[[ Data to use, beginning ]]

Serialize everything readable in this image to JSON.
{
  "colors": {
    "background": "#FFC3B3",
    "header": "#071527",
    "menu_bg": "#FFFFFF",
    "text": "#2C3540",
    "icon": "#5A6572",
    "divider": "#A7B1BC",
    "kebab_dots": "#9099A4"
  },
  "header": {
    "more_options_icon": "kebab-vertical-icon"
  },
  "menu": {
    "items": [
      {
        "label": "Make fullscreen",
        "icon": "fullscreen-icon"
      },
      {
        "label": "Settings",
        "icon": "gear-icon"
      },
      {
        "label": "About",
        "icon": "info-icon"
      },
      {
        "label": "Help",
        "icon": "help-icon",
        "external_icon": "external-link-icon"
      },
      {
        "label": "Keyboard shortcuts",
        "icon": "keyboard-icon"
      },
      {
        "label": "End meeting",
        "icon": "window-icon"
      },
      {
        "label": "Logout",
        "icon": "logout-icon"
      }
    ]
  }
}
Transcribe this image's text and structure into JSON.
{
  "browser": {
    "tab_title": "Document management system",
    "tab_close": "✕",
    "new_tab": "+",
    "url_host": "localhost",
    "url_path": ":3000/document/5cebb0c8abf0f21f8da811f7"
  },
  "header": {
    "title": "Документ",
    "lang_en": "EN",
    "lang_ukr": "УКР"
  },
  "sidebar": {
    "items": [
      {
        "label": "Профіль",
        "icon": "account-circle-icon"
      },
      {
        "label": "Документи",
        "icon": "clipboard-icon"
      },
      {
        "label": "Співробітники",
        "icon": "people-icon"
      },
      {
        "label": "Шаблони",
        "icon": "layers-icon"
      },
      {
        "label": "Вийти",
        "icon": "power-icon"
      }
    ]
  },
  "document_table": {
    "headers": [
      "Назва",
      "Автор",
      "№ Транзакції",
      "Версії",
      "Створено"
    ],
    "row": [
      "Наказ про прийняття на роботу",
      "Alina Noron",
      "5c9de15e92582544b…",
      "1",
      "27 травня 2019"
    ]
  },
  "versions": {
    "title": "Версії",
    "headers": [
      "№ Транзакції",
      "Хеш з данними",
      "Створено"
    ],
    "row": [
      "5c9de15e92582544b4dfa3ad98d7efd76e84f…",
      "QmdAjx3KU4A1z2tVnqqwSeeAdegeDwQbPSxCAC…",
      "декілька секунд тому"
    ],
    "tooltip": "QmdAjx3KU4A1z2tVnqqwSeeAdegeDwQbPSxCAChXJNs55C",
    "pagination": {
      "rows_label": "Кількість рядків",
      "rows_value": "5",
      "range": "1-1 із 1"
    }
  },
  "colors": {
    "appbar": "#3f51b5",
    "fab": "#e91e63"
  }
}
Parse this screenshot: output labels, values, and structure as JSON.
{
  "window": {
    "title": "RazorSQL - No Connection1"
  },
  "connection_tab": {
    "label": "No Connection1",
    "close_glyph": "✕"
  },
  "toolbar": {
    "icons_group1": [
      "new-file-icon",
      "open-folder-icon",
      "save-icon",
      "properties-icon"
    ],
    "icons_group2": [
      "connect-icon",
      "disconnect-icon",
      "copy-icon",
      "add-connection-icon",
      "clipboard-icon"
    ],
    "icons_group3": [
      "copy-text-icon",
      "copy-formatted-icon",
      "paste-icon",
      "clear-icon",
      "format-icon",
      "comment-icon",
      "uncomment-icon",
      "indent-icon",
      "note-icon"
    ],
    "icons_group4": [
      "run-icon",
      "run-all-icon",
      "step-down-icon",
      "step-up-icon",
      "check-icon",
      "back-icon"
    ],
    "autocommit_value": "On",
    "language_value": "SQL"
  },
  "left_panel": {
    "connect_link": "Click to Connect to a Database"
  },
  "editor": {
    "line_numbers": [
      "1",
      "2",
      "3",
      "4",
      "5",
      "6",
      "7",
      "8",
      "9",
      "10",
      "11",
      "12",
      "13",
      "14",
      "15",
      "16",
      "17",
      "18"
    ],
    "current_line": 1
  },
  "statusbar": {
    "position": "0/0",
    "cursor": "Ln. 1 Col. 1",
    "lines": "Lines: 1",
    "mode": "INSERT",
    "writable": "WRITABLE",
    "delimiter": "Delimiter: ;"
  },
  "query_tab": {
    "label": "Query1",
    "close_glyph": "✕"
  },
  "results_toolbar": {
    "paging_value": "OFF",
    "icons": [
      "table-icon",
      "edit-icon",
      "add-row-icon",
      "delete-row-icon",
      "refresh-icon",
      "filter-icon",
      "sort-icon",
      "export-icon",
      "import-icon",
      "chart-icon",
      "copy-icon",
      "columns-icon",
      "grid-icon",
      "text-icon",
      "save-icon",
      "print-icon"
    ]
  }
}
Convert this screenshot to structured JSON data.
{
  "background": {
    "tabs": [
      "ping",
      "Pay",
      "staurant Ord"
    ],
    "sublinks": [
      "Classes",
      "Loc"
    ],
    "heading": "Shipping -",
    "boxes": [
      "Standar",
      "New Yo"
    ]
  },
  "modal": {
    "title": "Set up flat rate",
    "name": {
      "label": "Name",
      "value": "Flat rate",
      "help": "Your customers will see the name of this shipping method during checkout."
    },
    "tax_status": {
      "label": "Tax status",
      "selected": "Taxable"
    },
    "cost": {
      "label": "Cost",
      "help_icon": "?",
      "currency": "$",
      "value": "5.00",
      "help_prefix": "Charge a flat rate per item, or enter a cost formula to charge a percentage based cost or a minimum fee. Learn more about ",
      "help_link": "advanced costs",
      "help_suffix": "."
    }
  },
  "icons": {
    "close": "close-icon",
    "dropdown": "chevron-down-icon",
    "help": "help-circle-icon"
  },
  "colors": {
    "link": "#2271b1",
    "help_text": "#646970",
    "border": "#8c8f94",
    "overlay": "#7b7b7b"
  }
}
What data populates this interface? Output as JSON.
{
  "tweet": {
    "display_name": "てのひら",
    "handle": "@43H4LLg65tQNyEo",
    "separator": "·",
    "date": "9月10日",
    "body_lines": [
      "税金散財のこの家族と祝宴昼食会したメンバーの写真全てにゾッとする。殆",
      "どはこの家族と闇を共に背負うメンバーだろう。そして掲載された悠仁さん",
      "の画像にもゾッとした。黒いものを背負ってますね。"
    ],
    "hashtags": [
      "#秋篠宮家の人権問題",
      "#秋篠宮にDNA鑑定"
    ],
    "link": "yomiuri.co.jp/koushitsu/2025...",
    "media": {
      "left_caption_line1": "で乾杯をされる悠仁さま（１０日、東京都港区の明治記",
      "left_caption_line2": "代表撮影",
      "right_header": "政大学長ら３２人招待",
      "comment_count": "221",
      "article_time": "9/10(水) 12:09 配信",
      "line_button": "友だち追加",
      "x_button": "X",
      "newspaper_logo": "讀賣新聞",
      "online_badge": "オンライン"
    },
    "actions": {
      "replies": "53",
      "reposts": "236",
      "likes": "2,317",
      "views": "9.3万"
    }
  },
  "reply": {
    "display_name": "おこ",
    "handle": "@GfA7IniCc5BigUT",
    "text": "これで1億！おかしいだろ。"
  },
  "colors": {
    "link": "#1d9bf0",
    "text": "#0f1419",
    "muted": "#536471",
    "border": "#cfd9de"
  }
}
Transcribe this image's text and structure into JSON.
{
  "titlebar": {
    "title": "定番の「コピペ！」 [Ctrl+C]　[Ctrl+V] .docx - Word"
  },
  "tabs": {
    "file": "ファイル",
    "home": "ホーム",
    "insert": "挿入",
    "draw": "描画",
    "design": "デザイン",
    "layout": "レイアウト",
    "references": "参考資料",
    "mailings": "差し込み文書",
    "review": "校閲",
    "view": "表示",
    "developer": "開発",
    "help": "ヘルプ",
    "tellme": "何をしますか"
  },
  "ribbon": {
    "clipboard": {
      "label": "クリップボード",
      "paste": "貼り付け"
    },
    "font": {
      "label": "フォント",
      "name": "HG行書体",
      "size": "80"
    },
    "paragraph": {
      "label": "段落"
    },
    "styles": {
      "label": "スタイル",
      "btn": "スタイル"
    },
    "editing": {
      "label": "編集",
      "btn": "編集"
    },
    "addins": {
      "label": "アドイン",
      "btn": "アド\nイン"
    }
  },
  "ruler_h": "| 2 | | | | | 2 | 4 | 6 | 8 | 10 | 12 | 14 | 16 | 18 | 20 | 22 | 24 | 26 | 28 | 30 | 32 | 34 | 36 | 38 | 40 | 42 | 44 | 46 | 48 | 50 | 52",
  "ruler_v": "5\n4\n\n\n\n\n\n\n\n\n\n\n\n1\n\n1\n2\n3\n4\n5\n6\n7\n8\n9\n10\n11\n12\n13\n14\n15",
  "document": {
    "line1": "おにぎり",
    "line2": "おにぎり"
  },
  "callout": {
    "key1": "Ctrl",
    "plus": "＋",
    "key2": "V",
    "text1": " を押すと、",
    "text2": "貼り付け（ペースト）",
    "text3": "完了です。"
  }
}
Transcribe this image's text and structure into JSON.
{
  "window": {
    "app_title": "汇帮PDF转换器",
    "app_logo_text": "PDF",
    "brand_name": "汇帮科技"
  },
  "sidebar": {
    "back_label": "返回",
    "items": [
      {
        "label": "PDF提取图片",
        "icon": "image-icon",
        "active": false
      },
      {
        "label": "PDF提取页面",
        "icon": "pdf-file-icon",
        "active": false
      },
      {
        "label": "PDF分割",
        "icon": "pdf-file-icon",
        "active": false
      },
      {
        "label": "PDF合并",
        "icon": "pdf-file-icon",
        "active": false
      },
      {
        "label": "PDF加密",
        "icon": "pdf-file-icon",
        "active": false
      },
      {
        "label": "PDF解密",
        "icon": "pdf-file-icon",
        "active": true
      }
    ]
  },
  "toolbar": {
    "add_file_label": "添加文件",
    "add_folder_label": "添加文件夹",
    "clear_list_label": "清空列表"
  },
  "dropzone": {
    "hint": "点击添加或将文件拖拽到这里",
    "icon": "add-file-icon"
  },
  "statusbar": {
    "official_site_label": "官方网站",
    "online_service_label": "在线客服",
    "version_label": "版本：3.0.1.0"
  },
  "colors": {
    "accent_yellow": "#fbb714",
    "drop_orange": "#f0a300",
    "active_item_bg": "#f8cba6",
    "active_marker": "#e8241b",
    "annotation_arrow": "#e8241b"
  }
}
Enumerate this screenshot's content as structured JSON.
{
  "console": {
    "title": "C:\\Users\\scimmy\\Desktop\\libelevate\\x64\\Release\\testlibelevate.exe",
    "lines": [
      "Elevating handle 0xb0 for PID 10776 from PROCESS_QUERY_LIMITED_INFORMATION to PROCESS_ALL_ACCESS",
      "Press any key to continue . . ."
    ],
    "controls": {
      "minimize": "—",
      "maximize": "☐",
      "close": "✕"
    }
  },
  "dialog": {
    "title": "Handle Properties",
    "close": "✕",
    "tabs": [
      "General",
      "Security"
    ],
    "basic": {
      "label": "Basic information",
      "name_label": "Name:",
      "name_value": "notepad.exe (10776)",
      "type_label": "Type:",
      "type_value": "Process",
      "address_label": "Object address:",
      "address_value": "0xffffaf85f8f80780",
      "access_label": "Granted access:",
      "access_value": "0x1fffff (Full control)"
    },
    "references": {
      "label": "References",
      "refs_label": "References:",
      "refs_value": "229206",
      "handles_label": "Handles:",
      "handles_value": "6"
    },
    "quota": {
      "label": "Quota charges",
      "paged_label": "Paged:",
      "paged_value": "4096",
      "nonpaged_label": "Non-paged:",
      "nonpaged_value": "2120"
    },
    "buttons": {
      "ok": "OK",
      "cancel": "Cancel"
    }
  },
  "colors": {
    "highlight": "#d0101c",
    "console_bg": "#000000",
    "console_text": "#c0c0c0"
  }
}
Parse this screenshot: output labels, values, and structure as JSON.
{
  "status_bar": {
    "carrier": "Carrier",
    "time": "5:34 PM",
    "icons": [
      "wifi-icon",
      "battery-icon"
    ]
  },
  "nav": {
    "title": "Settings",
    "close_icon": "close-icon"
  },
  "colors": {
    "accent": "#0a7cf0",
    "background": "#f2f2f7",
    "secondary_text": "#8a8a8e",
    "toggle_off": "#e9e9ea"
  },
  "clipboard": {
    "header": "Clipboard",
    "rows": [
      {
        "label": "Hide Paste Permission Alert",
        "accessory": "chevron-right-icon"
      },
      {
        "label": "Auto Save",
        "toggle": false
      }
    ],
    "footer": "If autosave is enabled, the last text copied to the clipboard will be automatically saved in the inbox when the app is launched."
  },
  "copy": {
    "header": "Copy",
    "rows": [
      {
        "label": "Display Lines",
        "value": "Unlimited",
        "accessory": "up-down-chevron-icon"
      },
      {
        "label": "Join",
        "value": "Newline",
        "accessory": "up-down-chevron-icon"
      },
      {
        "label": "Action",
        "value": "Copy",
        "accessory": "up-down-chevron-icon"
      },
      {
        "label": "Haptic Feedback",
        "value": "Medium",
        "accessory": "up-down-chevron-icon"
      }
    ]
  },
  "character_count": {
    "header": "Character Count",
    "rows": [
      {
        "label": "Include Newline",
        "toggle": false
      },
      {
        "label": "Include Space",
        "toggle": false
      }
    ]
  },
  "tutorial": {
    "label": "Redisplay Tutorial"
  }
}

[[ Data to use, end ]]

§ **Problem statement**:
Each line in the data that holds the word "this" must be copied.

§ **Task answer**:
Serialize everything readable in this image to JSON.
Transcribe this image's text and structure into JSON.
Parse this screenshot: output labels, values, and structure as JSON.
Convert this screenshot to structured JSON data.
      "help": "Your customers will see the name of this shipping method during checkout."
What data populates this interface? Output as JSON.
Transcribe this image's text and structure into JSON.
Transcribe this image's text and structure into JSON.
Enumerate this screenshot's content as structured JSON.
Parse this screenshot: output labels, values, and structure as JSON.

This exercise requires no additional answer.